Are now despised, their names unwanted,
For patriots in party statement
And act make worse our Ill-fare State.
The soul is profit. Money claims us.
Heroes are valuable clay.

Wednesday, September 11, 2013

"When a team from the BBC Panorama programme visited Chile in November 1973, staff at the British embassy secured them 'maximum co-operation from the junta'.
"The embassy was optimistic about the slant of the documentary, which included interviews with members of the Anglo-Chilean business community speaking approvingly about the coup. A British embassy official wrote: 'The balance of the programme should be 60 to 75% favourable to the new regime.' The embassy was not so pleased with a World in Action Granada TV team that arrived at the same time. The same official wrote: 'I gathered that the WIA producer … came to cover torture and shootings … Granada's activities were certainly known to the junta whose press secretary told me that they had been seeing 'things they should not see'.' An FCO official back in London scrawled on the letter: 'Ominous news about the World in Action film'."

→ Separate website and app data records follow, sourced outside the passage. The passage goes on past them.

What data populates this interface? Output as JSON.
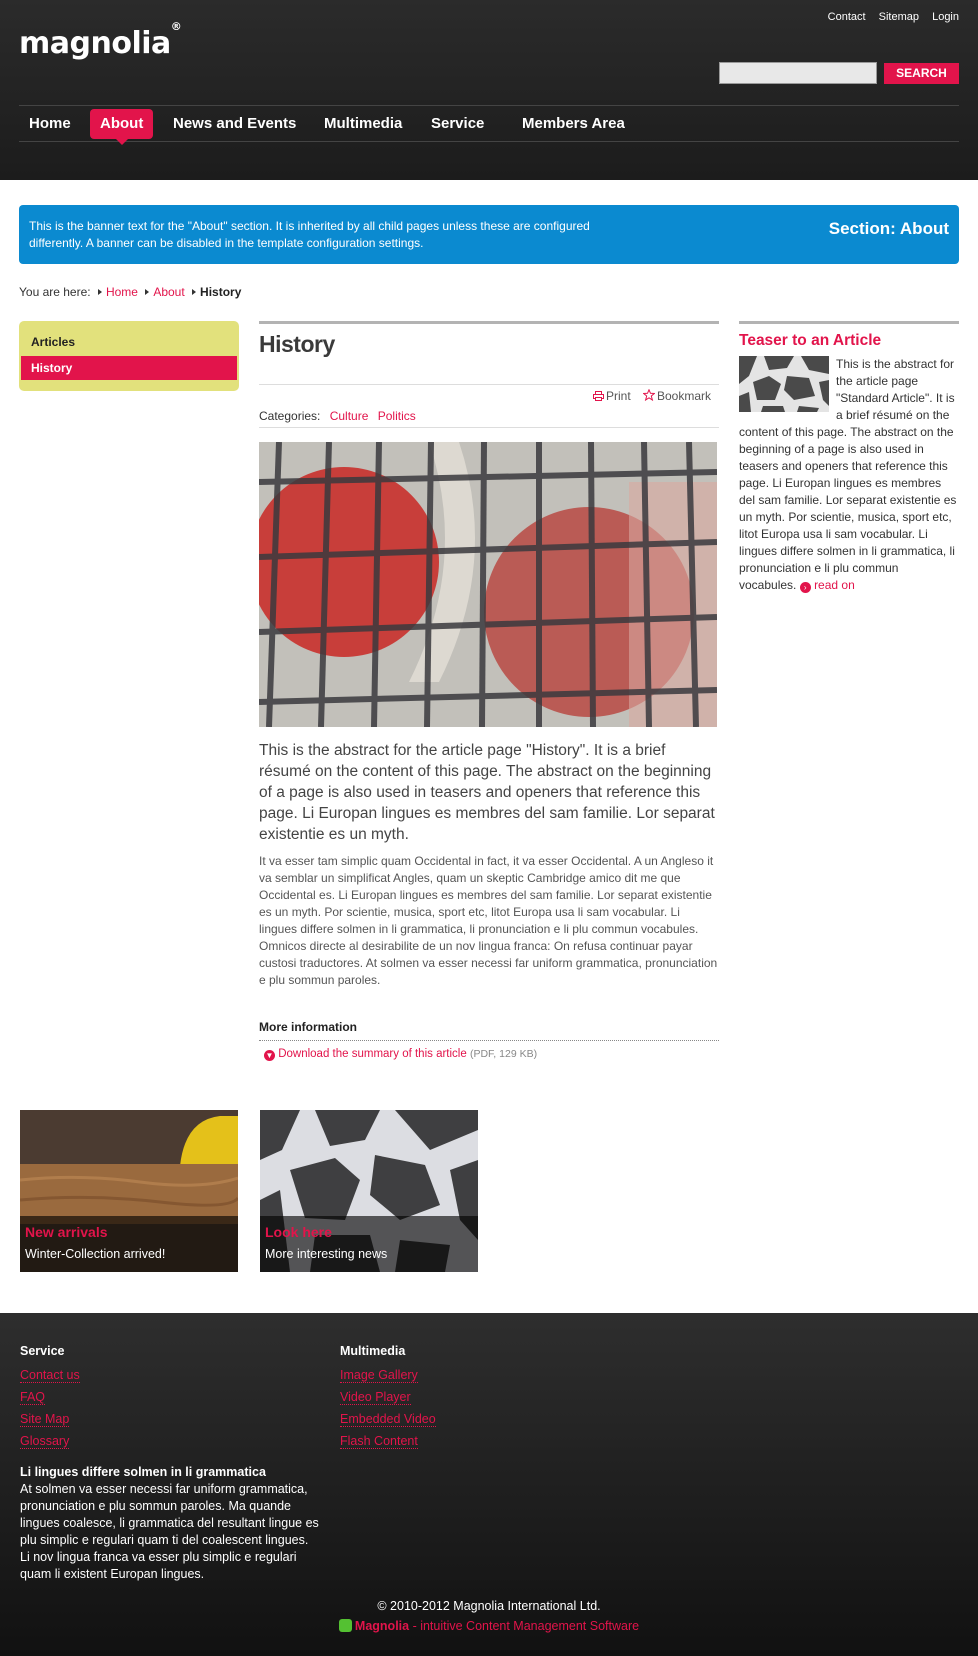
{
  "header": {
    "logo_text": "magnolia",
    "logo_mark": "®",
    "top_links": [
      "Contact",
      "Sitemap",
      "Login"
    ],
    "search": {
      "placeholder": "",
      "button_label": "SEARCH"
    },
    "nav": [
      {
        "label": "Home",
        "active": false
      },
      {
        "label": "About",
        "active": true
      },
      {
        "label": "News and Events",
        "active": false
      },
      {
        "label": "Multimedia",
        "active": false
      },
      {
        "label": "Service",
        "active": false
      },
      {
        "label": "Members Area",
        "active": false
      }
    ]
  },
  "banner": {
    "text": "This is the banner text for the \"About\" section. It is inherited by all child pages unless these are configured differently. A banner can be disabled in the template configuration settings.",
    "section": "Section: About"
  },
  "breadcrumb": {
    "prefix": "You are here:",
    "items": [
      "Home",
      "About"
    ],
    "current": "History"
  },
  "subnav": {
    "title": "Articles",
    "active_item": "History"
  },
  "article": {
    "title": "History",
    "tools": {
      "print": "Print",
      "bookmark": "Bookmark"
    },
    "categories_label": "Categories:",
    "categories": [
      "Culture",
      "Politics"
    ],
    "abstract": "This is the abstract for the article page \"History\". It is a brief résumé on the content of this page. The abstract on the beginning of a page is also used in teasers and openers that reference this page. Li Europan lingues es membres del sam familie. Lor separat existentie es un myth.",
    "body": "It va esser tam simplic quam Occidental in fact, it va esser Occidental. A un Angleso it va semblar un simplificat Angles, quam un skeptic Cambridge amico dit me que Occidental es. Li Europan lingues es membres del sam familie. Lor separat existentie es un myth. Por scientie, musica, sport etc, litot Europa usa li sam vocabular. Li lingues differe solmen in li grammatica, li pronunciation e li plu commun vocabules. Omnicos directe al desirabilite de un nov lingua franca: On refusa continuar payar custosi traductores. At solmen va esser necessi far uniform grammatica, pronunciation e plu sommun paroles.",
    "more_info_title": "More information",
    "download_label": "Download the summary of this article",
    "download_meta": "(PDF, 129 KB)"
  },
  "teaser": {
    "title": "Teaser to an Article",
    "text": "This is the abstract for the article page \"Standard Article\". It is a brief résumé on the content of this page. The abstract on the beginning of a page is also used in teasers and openers that reference this page. Li Europan lingues es membres del sam familie. Lor separat existentie es un myth. Por scientie, musica, sport etc, litot Europa usa li sam vocabular. Li lingues differe solmen in li grammatica, li pronunciation e li plu commun vocabules.",
    "read_on": "read on"
  },
  "promos": [
    {
      "title": "New arrivals",
      "subtitle": "Winter-Collection arrived!"
    },
    {
      "title": "Look here",
      "subtitle": "More interesting news"
    }
  ],
  "footer": {
    "columns": [
      {
        "title": "Service",
        "links": [
          "Contact us",
          "FAQ",
          "Site Map",
          "Glossary"
        ]
      },
      {
        "title": "Multimedia",
        "links": [
          "Image Gallery",
          "Video Player",
          "Embedded Video",
          "Flash Content"
        ]
      }
    ],
    "para_title": "Li lingues differe solmen in li grammatica",
    "para_text": "At solmen va esser necessi far uniform grammatica, pronunciation e plu sommun paroles. Ma quande lingues coalesce, li grammatica del resultant lingue es plu simplic e regulari quam ti del coalescent lingues. Li nov lingua franca va esser plu simplic e regulari quam li existent Europan lingues.",
    "copyright": "© 2010-2012 Magnolia International Ltd.",
    "powered_brand": "Magnolia",
    "powered_text": " - intuitive Content Management Software"
  },
  "colors": {
    "accent": "#e2144b",
    "banner": "#0b8ad0",
    "subnav": "#e2e17c",
    "header": "#222222"
  }
}
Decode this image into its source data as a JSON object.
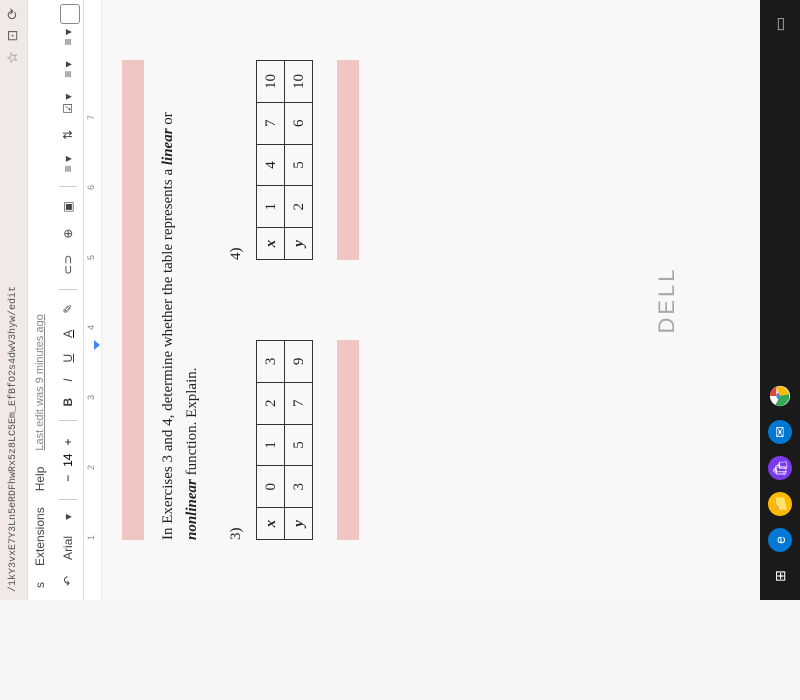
{
  "browser": {
    "url": "/1kY3vxE7Y3Ln5eRDFhwRx5z8LC5Em_EfBfO2s4dwV3hyw/edit"
  },
  "menubar": {
    "items": [
      "s",
      "Extensions",
      "Help"
    ],
    "edit_status": "Last edit was 9 minutes ago"
  },
  "toolbar": {
    "font": "Arial",
    "font_size": "14",
    "minus": "−",
    "plus": "+",
    "bold": "B",
    "italic": "I",
    "underline": "U",
    "text_color": "A"
  },
  "ruler": {
    "marks": [
      "1",
      "2",
      "3",
      "4",
      "5",
      "6",
      "7"
    ]
  },
  "document": {
    "instruction_prefix": "In Exercises 3 and 4, determine whether the table represents a ",
    "instruction_linear": "linear",
    "instruction_or": " or ",
    "instruction_nonlinear": "nonlinear",
    "instruction_suffix": " function. Explain.",
    "exercises": [
      {
        "num": "3)",
        "rows": [
          {
            "hdr": "x",
            "cells": [
              "0",
              "1",
              "2",
              "3"
            ]
          },
          {
            "hdr": "y",
            "cells": [
              "3",
              "5",
              "7",
              "9"
            ]
          }
        ]
      },
      {
        "num": "4)",
        "rows": [
          {
            "hdr": "x",
            "cells": [
              "1",
              "4",
              "7",
              "10"
            ]
          },
          {
            "hdr": "y",
            "cells": [
              "2",
              "5",
              "6",
              "10"
            ]
          }
        ]
      }
    ]
  },
  "dell": "DELL"
}
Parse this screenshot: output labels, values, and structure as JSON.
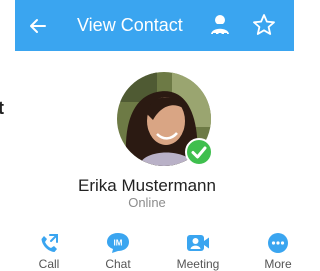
{
  "header": {
    "back_icon": "arrow-left-icon",
    "title": "View Contact",
    "agent_icon": "agent-icon",
    "favorite_icon": "star-outline-icon",
    "background": "#3aa5f0"
  },
  "edge_text": "t",
  "contact": {
    "name": "Erika Mustermann",
    "status": "Online",
    "status_color": "#3fbf4e",
    "avatar_icon": "contact-photo"
  },
  "actions": [
    {
      "label": "Call",
      "icon": "phone-icon"
    },
    {
      "label": "Chat",
      "icon": "im-chat-icon",
      "icon_text": "IM"
    },
    {
      "label": "Meeting",
      "icon": "video-meeting-icon"
    },
    {
      "label": "More",
      "icon": "more-dots-icon"
    }
  ],
  "colors": {
    "accent": "#3aa5f0",
    "text": "#222222",
    "muted": "#8c8c8c"
  }
}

Good old "World in Action"; same old right-wing BBC.

Friday, September 06, 2013

Shout this from the rooftops – high hopes after Crossrail blacklisting campaign
(Pete Murray, Union News)

“Nothing will ever be given for free. This shows that it happens when we fight.”

Wednesday, September 04, 2013

The Angry Arab News Service/وكالة أنباء العربي الغاضب: BBC Middle East website

The Angry Arab News Service/وكالة أنباء العربي الغاضب: BBC Middle East website: "Raffi Berg was promoted to head the BBC website's Middle East desk earlier this month, having already worked as a journalist wit...

I'm having a clearout at the moment, old books, old newspapers. I came across a Guardian film and music section and wondered why I kept it. I opened it and read this article on the French New Wave. I'm guessing that it's why I held on to the paper. Joe Q. enthuses about some of my favourite films here, and so I quote -

"Not all the new wave films were good, and not all have stood the test of time, but the ratio of good to bad and great to good was high enough to make it an unprecedented moment in the history of cinema. No one in the year 2009 will make a better film than Les Quatre Cents Coups (The 400 Blows), Hiroshima, Mon Amour, or Jules et Jim. No one will make a more daring film than Pierrot le Fou, Alphaville or Weekend. No one will make a more adventurous film than Paris Nous Appartient (Paris Belongs to Us) or a more influential film than A Bout de Souffle (Breathless). No one will make a more anachronistic, stranger film than Les Parapluies de Cherbourg (The Umbrellas of Cherbourg). And no one will make a nuttier film than La Chinoise or Le Gai Savoir (Joy of Learning). This was not a wave, it was a tsunami."

A Bout de Souffle was an influential film, though Joe Q's hindsight opinion of it as "dull and sophomoric is not far off the mark. I would add pretentious. And yet there is one (at least) saving grace, the pairing of Jean-Paul Belmondo and Jean Seberg - perfection.

Sunday, September 01, 2013

BBC editor urged colleagues to downplay Israel’s siege of Gaza
(Amena Saleem)